The records
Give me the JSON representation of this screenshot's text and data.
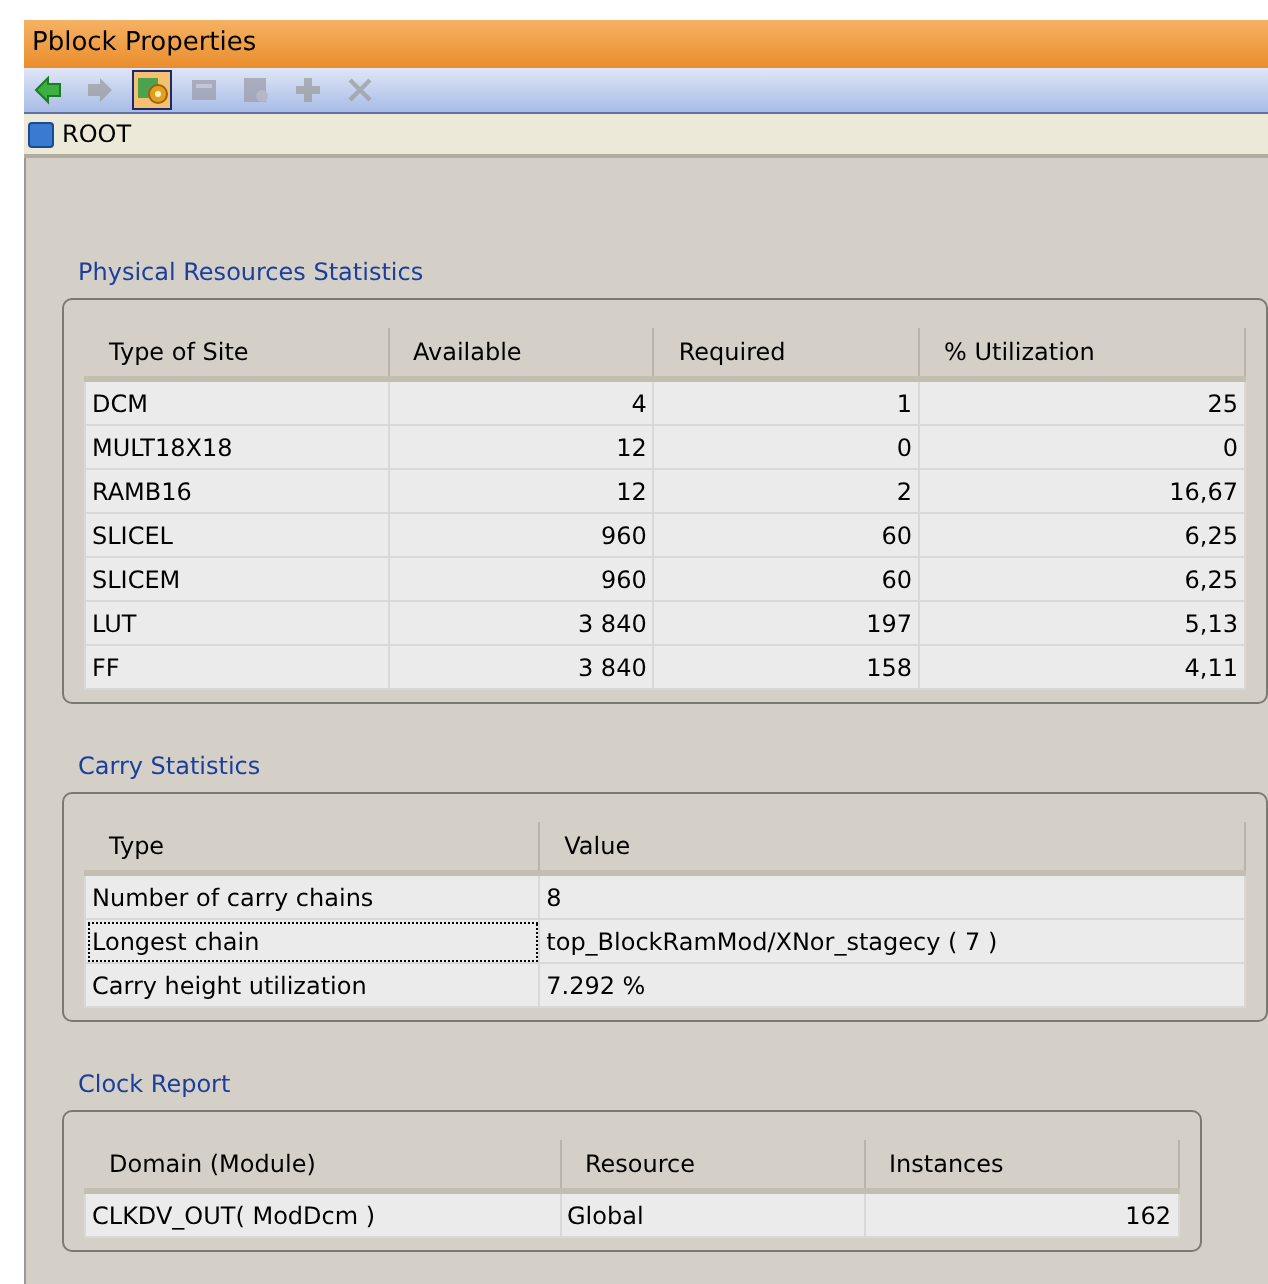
{
  "window": {
    "title": "Pblock Properties"
  },
  "toolbar": [
    {
      "kind": "back",
      "disabled": false,
      "selected": false
    },
    {
      "kind": "forward",
      "disabled": true,
      "selected": false
    },
    {
      "kind": "properties",
      "disabled": false,
      "selected": true
    },
    {
      "kind": "sheet",
      "disabled": true,
      "selected": false
    },
    {
      "kind": "sheet-search",
      "disabled": true,
      "selected": false
    },
    {
      "kind": "add",
      "disabled": true,
      "selected": false
    },
    {
      "kind": "delete",
      "disabled": true,
      "selected": false
    }
  ],
  "breadcrumb": {
    "label": "ROOT"
  },
  "sections": [
    {
      "title": "Physical Resources Statistics",
      "columns": [
        {
          "label": "Type of Site",
          "kind": "text"
        },
        {
          "label": "Available",
          "kind": "number"
        },
        {
          "label": "Required",
          "kind": "number"
        },
        {
          "label": "% Utilization",
          "kind": "number"
        }
      ],
      "rows": [
        {
          "cells": [
            "DCM",
            "4",
            "1",
            "25"
          ],
          "selected": false
        },
        {
          "cells": [
            "MULT18X18",
            "12",
            "0",
            "0"
          ],
          "selected": false
        },
        {
          "cells": [
            "RAMB16",
            "12",
            "2",
            "16,67"
          ],
          "selected": false
        },
        {
          "cells": [
            "SLICEL",
            "960",
            "60",
            "6,25"
          ],
          "selected": false
        },
        {
          "cells": [
            "SLICEM",
            "960",
            "60",
            "6,25"
          ],
          "selected": false
        },
        {
          "cells": [
            "LUT",
            "3 840",
            "197",
            "5,13"
          ],
          "selected": false
        },
        {
          "cells": [
            "FF",
            "3 840",
            "158",
            "4,11"
          ],
          "selected": false
        }
      ]
    },
    {
      "title": "Carry Statistics",
      "columns": [
        {
          "label": "Type",
          "kind": "text"
        },
        {
          "label": "Value",
          "kind": "text"
        }
      ],
      "rows": [
        {
          "cells": [
            "Number of carry chains",
            "8"
          ],
          "selected": false
        },
        {
          "cells": [
            "Longest chain",
            "top_BlockRamMod/XNor_stagecy ( 7 )"
          ],
          "selected": true
        },
        {
          "cells": [
            "Carry height utilization",
            "7.292 %"
          ],
          "selected": false
        }
      ]
    },
    {
      "title": "Clock Report",
      "columns": [
        {
          "label": "Domain (Module)",
          "kind": "text"
        },
        {
          "label": "Resource",
          "kind": "text"
        },
        {
          "label": "Instances",
          "kind": "number"
        }
      ],
      "rows": [
        {
          "cells": [
            "CLKDV_OUT( ModDcm )",
            "Global",
            "162"
          ],
          "selected": false
        }
      ]
    }
  ]
}
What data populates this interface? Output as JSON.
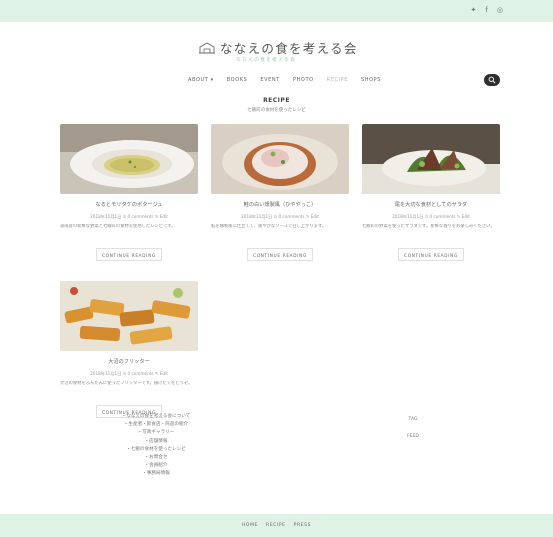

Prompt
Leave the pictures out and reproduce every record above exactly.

Exercise answer
Give me the JSON representation of this screenshot's text and data.
{
  "window": {
    "title": "Pblock Properties"
  },
  "toolbar": [
    {
      "kind": "back",
      "disabled": false,
      "selected": false
    },
    {
      "kind": "forward",
      "disabled": true,
      "selected": false
    },
    {
      "kind": "properties",
      "disabled": false,
      "selected": true
    },
    {
      "kind": "sheet",
      "disabled": true,
      "selected": false
    },
    {
      "kind": "sheet-search",
      "disabled": true,
      "selected": false
    },
    {
      "kind": "add",
      "disabled": true,
      "selected": false
    },
    {
      "kind": "delete",
      "disabled": true,
      "selected": false
    }
  ],
  "breadcrumb": {
    "label": "ROOT"
  },
  "sections": [
    {
      "title": "Physical Resources Statistics",
      "columns": [
        {
          "label": "Type of Site",
          "kind": "text"
        },
        {
          "label": "Available",
          "kind": "number"
        },
        {
          "label": "Required",
          "kind": "number"
        },
        {
          "label": "% Utilization",
          "kind": "number"
        }
      ],
      "rows": [
        {
          "cells": [
            "DCM",
            "4",
            "1",
            "25"
          ],
          "selected": false
        },
        {
          "cells": [
            "MULT18X18",
            "12",
            "0",
            "0"
          ],
          "selected": false
        },
        {
          "cells": [
            "RAMB16",
            "12",
            "2",
            "16,67"
          ],
          "selected": false
        },
        {
          "cells": [
            "SLICEL",
            "960",
            "60",
            "6,25"
          ],
          "selected": false
        },
        {
          "cells": [
            "SLICEM",
            "960",
            "60",
            "6,25"
          ],
          "selected": false
        },
        {
          "cells": [
            "LUT",
            "3 840",
            "197",
            "5,13"
          ],
          "selected": false
        },
        {
          "cells": [
            "FF",
            "3 840",
            "158",
            "4,11"
          ],
          "selected": false
        }
      ]
    },
    {
      "title": "Carry Statistics",
      "columns": [
        {
          "label": "Type",
          "kind": "text"
        },
        {
          "label": "Value",
          "kind": "text"
        }
      ],
      "rows": [
        {
          "cells": [
            "Number of carry chains",
            "8"
          ],
          "selected": false
        },
        {
          "cells": [
            "Longest chain",
            "top_BlockRamMod/XNor_stagecy ( 7 )"
          ],
          "selected": true
        },
        {
          "cells": [
            "Carry height utilization",
            "7.292 %"
          ],
          "selected": false
        }
      ]
    },
    {
      "title": "Clock Report",
      "columns": [
        {
          "label": "Domain (Module)",
          "kind": "text"
        },
        {
          "label": "Resource",
          "kind": "text"
        },
        {
          "label": "Instances",
          "kind": "number"
        }
      ],
      "rows": [
        {
          "cells": [
            "CLKDV_OUT( ModDcm )",
            "Global",
            "162"
          ],
          "selected": false
        }
      ]
    }
  ]
}
What data populates this interface? Output as JSON.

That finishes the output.